Apple's Laptops Have Hit Rock Bottom

The results aren't pretty. After falling from first place to fifth place in Laptop Mag's Best and Worst Laptop Brands survey last year, the company has dropped even further, to 7th place out of 10 brands in this year's report. Lenovo, HP, Dell, Acer, Asus and Microsoft all finished ahead of Apple.

Yup, the MacBook line is in serious need of a reboot.

Credit: Laptop Mag

(Image credit: Laptop Mag)

Why did Apple score so poorly? The brand simply hasn't innovated enough, using the past year to trot out minor spec bumps to existing designs. And these designs continue to be polarizing, with the dearth of ports on the MacBook and MacBook Pro forcing owners to schlep around dongles if they want to plug in peripherals. In addition, the flat butterfly keyboards on these systems offer less travel and comfort than the Windows competition.

There's a reason Apple has been keeping its classic 3-year-old 15-inch MacBook Pro around. That $1,999 machine has a cushy keyboard, plenty of full-size USB ports and an SD Card slot, as well as the clever MagSafe power adapter the company has since abandoned.

Apple also missed the boat on 2-in-1s, as the company has refused to add touch screens to its MacBook line or convertible designs. Instead, only the iPad and iPad Pro can leverage touch, as can handy accessories like the Apple Pencil.

There's a reason Apple has been keeping its classic 3-year-old 15-inch MacBook Pro around.

I guarantee you Apple would sell a lot more MacBook Pros if at least one of them flipped around and allowed you to draw on the screen, perform fine photo edits and take notes with a stylus.
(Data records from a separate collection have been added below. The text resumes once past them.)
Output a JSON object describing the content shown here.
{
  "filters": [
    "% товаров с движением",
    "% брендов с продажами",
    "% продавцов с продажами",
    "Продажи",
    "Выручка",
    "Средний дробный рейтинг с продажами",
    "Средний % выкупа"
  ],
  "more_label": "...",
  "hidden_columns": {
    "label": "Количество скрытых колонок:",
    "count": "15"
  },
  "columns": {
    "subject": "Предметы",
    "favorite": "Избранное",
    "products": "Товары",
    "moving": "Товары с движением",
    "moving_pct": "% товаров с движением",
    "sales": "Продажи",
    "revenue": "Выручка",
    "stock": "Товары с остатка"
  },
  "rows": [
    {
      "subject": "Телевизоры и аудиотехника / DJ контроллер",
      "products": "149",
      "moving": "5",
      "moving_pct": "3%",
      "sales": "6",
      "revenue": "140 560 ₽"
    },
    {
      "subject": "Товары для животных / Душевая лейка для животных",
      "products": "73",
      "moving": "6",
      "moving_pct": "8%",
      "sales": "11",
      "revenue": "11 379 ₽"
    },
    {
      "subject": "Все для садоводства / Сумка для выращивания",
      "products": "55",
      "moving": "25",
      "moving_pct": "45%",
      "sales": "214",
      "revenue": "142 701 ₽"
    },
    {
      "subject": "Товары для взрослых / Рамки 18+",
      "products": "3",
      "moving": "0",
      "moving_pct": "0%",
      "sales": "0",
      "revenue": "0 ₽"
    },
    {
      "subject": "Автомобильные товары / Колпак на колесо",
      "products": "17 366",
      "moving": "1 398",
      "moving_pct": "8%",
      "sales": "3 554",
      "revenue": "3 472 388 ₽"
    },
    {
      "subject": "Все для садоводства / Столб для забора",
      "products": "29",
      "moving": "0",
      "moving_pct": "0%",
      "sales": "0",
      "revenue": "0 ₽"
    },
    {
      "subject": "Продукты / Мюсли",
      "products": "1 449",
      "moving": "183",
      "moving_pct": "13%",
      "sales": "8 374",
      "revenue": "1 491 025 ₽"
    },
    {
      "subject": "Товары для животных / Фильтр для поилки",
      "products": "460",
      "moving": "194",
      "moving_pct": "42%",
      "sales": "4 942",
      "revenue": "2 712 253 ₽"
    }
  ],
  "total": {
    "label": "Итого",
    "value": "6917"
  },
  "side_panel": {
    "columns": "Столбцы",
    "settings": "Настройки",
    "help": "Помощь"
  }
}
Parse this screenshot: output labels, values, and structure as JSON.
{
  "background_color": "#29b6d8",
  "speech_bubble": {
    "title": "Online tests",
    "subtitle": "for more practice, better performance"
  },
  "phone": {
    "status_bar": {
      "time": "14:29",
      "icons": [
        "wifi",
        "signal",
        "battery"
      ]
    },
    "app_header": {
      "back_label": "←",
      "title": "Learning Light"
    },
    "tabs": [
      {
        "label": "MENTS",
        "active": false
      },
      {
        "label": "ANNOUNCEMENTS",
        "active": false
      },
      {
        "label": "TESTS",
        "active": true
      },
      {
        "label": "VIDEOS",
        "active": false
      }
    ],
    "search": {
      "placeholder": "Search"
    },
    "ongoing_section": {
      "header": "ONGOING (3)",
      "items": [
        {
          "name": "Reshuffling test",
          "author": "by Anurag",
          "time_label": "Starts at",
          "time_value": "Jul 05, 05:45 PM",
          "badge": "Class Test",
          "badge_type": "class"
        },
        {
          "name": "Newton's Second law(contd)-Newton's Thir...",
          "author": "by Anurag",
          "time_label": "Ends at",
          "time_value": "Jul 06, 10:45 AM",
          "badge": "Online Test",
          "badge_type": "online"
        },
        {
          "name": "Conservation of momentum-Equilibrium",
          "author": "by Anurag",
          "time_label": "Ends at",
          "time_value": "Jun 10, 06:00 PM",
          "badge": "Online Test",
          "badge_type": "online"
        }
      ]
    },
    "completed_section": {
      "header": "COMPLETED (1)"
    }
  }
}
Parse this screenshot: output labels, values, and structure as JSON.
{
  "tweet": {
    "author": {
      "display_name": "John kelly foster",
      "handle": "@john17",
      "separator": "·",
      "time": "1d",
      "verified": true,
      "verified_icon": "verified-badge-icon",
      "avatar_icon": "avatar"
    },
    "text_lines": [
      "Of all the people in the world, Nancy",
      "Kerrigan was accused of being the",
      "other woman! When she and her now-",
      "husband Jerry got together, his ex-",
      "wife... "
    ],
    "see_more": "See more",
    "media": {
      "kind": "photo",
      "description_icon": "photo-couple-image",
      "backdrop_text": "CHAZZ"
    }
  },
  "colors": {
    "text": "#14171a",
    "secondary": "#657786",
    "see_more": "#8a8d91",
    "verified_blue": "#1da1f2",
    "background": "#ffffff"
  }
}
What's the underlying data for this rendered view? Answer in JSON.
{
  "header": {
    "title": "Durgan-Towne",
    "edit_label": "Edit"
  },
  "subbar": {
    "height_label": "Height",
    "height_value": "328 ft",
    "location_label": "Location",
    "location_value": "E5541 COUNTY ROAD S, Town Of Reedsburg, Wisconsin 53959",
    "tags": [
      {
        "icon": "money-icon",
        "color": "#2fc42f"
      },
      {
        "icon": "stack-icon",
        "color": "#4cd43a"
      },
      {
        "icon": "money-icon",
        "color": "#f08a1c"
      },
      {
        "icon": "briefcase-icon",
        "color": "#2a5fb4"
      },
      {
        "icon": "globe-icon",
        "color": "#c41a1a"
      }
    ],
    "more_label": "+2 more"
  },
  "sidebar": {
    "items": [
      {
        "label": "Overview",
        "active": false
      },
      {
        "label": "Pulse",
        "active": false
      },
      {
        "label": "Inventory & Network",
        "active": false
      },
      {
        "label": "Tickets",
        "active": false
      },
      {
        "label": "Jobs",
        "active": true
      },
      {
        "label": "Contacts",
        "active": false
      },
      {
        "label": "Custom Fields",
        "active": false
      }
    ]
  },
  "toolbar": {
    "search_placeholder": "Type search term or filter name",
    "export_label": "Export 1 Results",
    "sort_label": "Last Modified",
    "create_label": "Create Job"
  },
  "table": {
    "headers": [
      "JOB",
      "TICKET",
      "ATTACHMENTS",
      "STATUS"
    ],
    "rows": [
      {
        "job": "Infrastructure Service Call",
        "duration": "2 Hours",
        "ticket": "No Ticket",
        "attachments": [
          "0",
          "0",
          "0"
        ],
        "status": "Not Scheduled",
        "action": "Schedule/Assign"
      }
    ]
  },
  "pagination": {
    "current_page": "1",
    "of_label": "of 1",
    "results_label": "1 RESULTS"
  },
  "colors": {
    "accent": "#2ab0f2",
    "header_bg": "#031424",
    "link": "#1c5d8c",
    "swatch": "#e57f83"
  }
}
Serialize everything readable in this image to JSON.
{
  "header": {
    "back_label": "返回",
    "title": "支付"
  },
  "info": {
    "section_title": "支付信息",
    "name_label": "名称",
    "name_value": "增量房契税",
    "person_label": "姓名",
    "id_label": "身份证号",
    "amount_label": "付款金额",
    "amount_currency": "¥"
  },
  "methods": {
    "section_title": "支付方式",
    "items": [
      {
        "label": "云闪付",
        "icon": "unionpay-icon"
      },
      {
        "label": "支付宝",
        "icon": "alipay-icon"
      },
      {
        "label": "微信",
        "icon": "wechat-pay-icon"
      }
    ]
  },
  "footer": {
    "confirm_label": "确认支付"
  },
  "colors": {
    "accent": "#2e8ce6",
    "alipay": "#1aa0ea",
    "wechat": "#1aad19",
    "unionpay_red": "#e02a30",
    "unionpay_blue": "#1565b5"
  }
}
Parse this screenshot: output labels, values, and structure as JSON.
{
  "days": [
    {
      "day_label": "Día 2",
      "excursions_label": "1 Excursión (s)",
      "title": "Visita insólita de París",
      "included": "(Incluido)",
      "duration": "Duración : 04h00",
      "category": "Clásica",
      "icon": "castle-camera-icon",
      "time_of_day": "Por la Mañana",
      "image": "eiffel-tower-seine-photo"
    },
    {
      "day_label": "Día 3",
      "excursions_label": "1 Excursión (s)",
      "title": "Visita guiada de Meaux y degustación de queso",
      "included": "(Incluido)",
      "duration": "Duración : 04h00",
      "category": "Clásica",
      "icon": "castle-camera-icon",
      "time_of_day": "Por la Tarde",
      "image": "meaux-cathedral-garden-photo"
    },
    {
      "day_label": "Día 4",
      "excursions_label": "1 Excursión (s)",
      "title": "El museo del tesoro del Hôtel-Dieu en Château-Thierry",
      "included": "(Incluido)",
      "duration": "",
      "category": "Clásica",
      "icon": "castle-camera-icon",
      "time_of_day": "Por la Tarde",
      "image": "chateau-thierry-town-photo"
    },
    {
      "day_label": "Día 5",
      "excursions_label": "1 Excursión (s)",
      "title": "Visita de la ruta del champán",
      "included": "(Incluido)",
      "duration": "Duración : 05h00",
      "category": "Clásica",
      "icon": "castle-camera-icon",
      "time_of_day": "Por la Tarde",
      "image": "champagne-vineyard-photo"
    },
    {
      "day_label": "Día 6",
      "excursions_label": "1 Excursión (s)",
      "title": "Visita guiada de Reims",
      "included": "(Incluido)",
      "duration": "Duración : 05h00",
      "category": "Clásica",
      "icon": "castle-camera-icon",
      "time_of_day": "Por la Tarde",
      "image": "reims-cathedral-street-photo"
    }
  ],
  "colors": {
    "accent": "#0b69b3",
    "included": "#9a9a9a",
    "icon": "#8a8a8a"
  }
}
As I wrote last year, the Touch Bar is better than nothing, but it doesn't go far enough in terms of improving the user experience.

MORE: Best & Worst Laptop Brands 2018

More synergies between the MacBook and iPad could be coming, as the company is reportedly working on a universal app store that would work across both macOS and iOS. However, Apple CEO Tim Cook has no plans to combine the two operating systems, as he just told The Sydney Morning Herald this week that merging them would be tantamount to "watering down one for the other."

Cook also likened laptop-tablet hybrids to combining refrigerators and toasters back in 2012, so I wouldn't hold my breath for a Lenovo Yoga-style MacBook.

Where Apple really falls down is on value. It's not a good sign when your most "affordable" laptop, the now-ancient $999 MacBook Air, has a 5th Generation Intel Core i5 processor. You can pick up a Windows ultraportable like the Asus ZenBook UX330UA with an 8th Generation Intel CPU for $250 less — and it comes with twice as much storage, at 256GB.

MORE: Apple's Full 2018 Report Card

There could be hope on the immediate horizon, as Apple is rumored to be launching a 13-inch MacBook with a Retina display at around the same price as the Air this June. But will it be more of the same or a true leap forward?

It's not a good sign when your most "affordable" laptop, the now-ancient $999 MacBook Air, has a 5th Generation Intel Core i5 processor.

Apple still does some things very well for laptops. For starters, the company won Laptop Mag's Tech Support Showdown, which involves undercover testing of all the major brands. And even though macOS isn't immune to malware, it generally suffers from less security and stability issues than Windows does. The value proposition for a MacBook increases if you own an iPhone, as it's easy to send and receive iMessages from your Mac, sync your notes and photos over the cloud, and leverage features like AirDrop for transferring large files between your phone and laptop in seconds.

But as the design of Apple's laptops grows stale, these advantages get lost, while Windows PC makers forge ahead in growing categories like 2-in-1s and gaming laptops. With the back-to-school season almost upon us, it's time for Apple to reinvent and reinvest in the MacBook line before it's too late.

Credit: Shaun Lucas/Tom's Guide

Mark Spoonauer

Mark Spoonauer is the global editor in chief of Tom's Guide and has covered technology for over 20 years. In addition to overseeing the direction of Tom's Guide, Mark specializes in covering all things mobile, having reviewed dozens of smartphones and other gadgets. He has spoken at key industry events and appears regularly on TV to discuss the latest trends, including Cheddar, Fox Business and other outlets. Mark was previously editor in chief of Laptop Mag, and his work has appeared in Wired, Popular Science and Inc. Follow him on Twitter at @mspoonauer.